§ Given information
++++++++++++++++++++

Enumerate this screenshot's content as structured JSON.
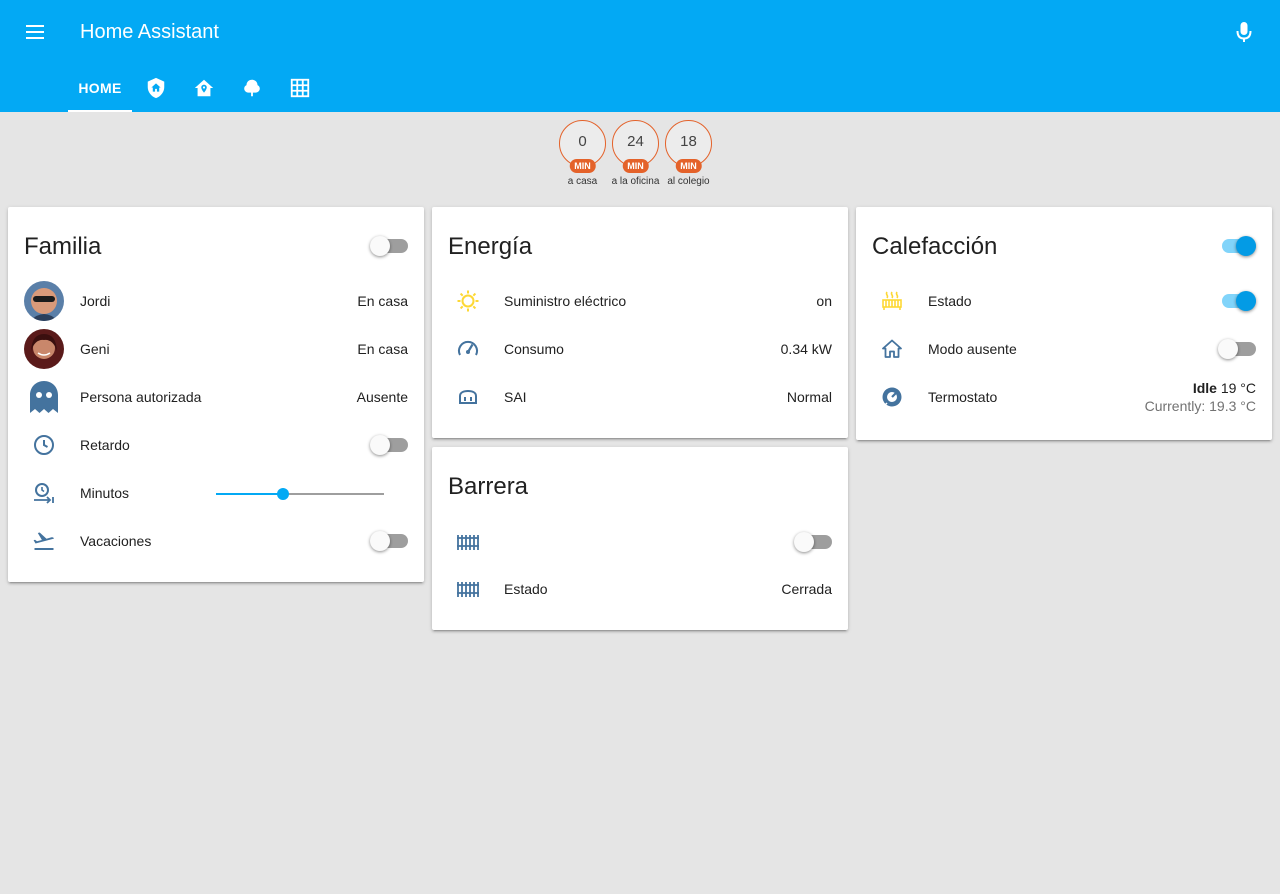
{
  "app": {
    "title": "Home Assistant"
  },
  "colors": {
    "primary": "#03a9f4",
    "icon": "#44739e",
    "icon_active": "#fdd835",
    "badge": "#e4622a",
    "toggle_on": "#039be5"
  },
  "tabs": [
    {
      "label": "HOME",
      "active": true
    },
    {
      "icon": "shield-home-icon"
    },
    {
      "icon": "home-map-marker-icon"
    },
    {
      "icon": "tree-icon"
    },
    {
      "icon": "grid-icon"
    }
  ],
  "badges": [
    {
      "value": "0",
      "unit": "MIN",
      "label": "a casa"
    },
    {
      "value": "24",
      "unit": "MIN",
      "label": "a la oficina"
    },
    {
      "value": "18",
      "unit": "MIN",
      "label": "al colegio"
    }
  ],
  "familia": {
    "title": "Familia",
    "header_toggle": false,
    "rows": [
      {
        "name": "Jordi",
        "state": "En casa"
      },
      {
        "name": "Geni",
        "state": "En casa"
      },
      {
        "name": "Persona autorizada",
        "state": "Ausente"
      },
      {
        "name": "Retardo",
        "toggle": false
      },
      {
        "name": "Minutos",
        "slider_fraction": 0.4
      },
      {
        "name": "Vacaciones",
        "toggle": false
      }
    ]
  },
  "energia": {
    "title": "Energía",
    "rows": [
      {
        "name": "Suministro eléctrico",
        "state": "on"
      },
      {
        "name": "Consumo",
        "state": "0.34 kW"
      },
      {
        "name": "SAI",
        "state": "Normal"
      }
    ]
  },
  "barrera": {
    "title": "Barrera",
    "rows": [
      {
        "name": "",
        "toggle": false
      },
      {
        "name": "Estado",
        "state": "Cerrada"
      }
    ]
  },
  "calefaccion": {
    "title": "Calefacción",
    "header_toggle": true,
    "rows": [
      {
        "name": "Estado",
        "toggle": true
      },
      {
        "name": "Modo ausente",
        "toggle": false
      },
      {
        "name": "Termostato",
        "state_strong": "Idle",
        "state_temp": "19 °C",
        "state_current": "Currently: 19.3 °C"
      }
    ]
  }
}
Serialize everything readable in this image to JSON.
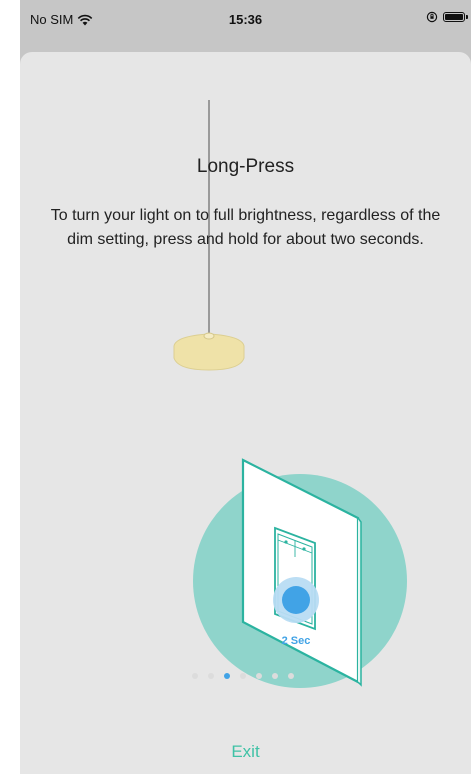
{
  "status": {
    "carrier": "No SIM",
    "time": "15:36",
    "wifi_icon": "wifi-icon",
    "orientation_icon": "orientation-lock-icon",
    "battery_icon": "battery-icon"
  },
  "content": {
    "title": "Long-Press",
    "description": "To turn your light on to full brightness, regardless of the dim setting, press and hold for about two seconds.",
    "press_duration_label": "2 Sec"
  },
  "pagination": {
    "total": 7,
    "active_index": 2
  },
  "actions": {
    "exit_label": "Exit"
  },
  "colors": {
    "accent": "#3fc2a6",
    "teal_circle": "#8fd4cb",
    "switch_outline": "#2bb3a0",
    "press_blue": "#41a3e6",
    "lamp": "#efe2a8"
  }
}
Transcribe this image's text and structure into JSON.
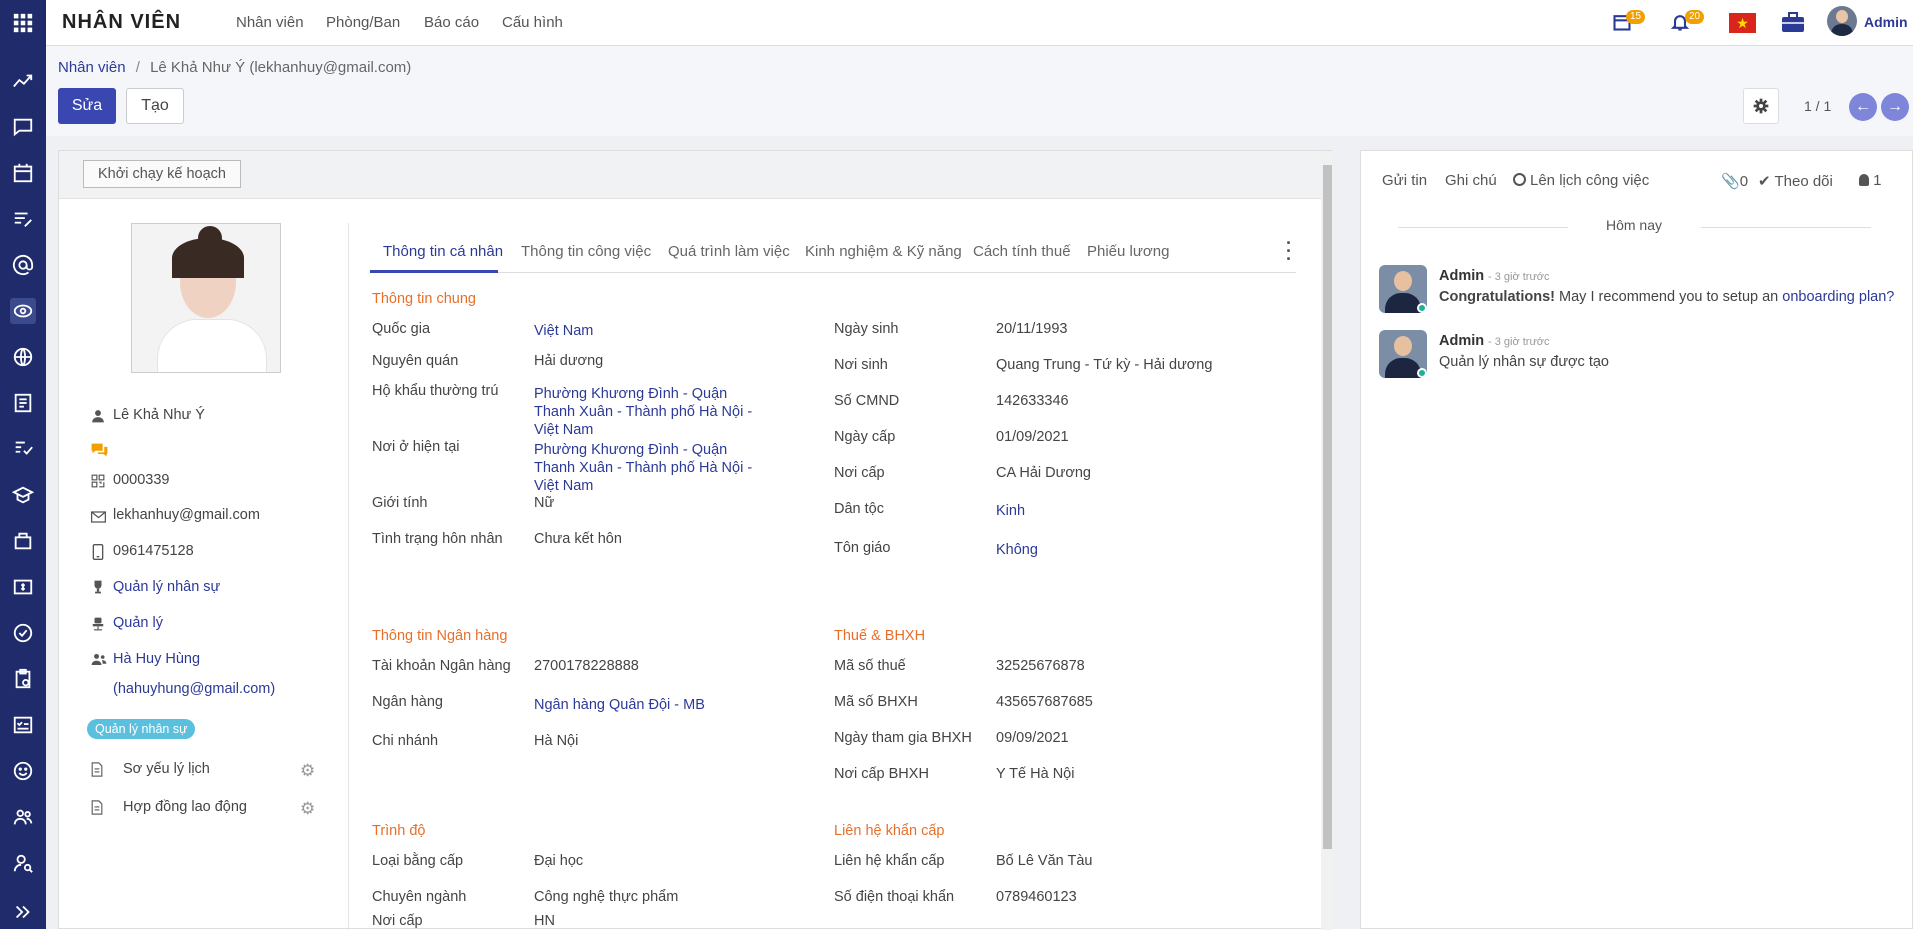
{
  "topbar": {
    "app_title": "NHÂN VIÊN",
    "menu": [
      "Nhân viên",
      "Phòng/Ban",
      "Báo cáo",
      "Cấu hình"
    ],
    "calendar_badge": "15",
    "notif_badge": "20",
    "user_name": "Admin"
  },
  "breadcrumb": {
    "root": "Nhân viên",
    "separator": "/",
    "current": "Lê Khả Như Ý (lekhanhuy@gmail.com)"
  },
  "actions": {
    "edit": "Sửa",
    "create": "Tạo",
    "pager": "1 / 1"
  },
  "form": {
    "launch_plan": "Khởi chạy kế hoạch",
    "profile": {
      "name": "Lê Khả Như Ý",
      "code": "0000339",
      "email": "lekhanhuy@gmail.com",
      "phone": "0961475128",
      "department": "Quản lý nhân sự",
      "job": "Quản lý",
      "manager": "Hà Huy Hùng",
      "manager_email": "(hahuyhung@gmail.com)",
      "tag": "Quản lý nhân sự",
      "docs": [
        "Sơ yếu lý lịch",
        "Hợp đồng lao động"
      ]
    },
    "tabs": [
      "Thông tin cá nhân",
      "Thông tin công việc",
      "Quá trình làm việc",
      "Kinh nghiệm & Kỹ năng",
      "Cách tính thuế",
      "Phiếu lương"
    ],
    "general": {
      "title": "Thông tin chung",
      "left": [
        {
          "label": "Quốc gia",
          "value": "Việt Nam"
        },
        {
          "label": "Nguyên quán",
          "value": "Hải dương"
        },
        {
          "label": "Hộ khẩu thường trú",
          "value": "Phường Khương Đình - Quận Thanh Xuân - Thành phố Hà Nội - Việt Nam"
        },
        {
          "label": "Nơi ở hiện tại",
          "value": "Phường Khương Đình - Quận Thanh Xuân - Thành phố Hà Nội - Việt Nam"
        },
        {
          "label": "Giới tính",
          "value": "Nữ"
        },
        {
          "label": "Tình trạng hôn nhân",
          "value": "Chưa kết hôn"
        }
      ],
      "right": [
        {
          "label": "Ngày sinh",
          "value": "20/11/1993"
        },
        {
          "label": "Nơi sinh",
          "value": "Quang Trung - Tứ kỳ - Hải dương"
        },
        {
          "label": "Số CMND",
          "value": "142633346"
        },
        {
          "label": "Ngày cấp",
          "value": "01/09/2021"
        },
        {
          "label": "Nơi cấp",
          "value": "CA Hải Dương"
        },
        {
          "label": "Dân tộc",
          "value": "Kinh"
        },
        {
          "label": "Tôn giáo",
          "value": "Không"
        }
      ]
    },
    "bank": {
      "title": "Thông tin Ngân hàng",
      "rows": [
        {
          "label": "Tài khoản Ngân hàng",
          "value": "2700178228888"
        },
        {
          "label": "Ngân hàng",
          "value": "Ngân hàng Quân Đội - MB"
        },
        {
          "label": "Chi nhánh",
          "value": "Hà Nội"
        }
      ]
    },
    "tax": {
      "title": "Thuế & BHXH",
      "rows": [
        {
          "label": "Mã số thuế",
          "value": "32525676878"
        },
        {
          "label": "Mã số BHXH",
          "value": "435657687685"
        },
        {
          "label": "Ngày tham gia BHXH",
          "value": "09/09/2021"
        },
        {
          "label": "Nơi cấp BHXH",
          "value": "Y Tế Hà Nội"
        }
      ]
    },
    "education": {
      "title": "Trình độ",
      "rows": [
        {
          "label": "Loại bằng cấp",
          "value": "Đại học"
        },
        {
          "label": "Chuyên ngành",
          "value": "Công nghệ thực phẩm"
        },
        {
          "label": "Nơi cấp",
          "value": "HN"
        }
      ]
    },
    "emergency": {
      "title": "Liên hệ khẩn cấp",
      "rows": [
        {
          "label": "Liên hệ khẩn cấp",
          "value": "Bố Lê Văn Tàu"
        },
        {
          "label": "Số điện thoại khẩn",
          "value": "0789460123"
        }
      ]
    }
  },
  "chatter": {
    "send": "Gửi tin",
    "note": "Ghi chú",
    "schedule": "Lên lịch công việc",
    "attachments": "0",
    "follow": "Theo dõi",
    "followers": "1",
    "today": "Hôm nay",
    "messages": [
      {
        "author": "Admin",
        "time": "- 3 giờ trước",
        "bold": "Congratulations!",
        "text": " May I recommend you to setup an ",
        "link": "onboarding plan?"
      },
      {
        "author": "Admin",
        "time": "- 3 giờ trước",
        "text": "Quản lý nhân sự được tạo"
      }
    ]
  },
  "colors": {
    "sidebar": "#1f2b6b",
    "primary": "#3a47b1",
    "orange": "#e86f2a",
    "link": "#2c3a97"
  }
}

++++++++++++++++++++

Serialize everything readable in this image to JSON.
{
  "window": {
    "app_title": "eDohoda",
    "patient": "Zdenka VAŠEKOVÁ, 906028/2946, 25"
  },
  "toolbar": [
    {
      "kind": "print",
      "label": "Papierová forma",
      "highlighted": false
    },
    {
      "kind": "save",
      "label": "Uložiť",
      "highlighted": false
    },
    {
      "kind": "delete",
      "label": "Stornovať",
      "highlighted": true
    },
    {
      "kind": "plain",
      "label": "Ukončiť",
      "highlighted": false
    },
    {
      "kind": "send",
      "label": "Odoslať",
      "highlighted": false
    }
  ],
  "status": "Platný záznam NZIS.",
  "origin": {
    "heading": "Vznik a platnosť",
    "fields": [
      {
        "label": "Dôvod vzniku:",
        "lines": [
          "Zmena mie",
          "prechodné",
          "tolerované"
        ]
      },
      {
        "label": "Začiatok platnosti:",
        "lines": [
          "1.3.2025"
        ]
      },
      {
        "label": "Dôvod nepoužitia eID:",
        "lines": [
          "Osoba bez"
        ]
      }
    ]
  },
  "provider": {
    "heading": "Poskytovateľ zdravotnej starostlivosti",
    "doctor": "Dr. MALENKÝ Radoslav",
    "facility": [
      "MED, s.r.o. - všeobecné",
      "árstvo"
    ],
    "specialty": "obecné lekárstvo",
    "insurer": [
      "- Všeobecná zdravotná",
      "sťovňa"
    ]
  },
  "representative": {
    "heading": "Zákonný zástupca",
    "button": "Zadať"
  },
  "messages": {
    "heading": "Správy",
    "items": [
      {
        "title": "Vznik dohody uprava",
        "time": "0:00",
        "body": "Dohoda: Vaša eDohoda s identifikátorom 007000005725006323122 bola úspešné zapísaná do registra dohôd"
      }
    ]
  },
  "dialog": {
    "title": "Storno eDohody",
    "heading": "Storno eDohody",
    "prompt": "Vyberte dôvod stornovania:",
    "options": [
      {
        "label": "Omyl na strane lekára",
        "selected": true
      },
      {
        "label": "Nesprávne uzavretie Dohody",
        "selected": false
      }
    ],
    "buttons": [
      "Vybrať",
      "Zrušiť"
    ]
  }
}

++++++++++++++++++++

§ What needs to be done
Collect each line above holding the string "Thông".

§ Answer to the problem
      "Thông tin cá nhân",
      "Thông tin công việc",
      "title": "Thông tin chung",
      "title": "Thông tin Ngân hàng",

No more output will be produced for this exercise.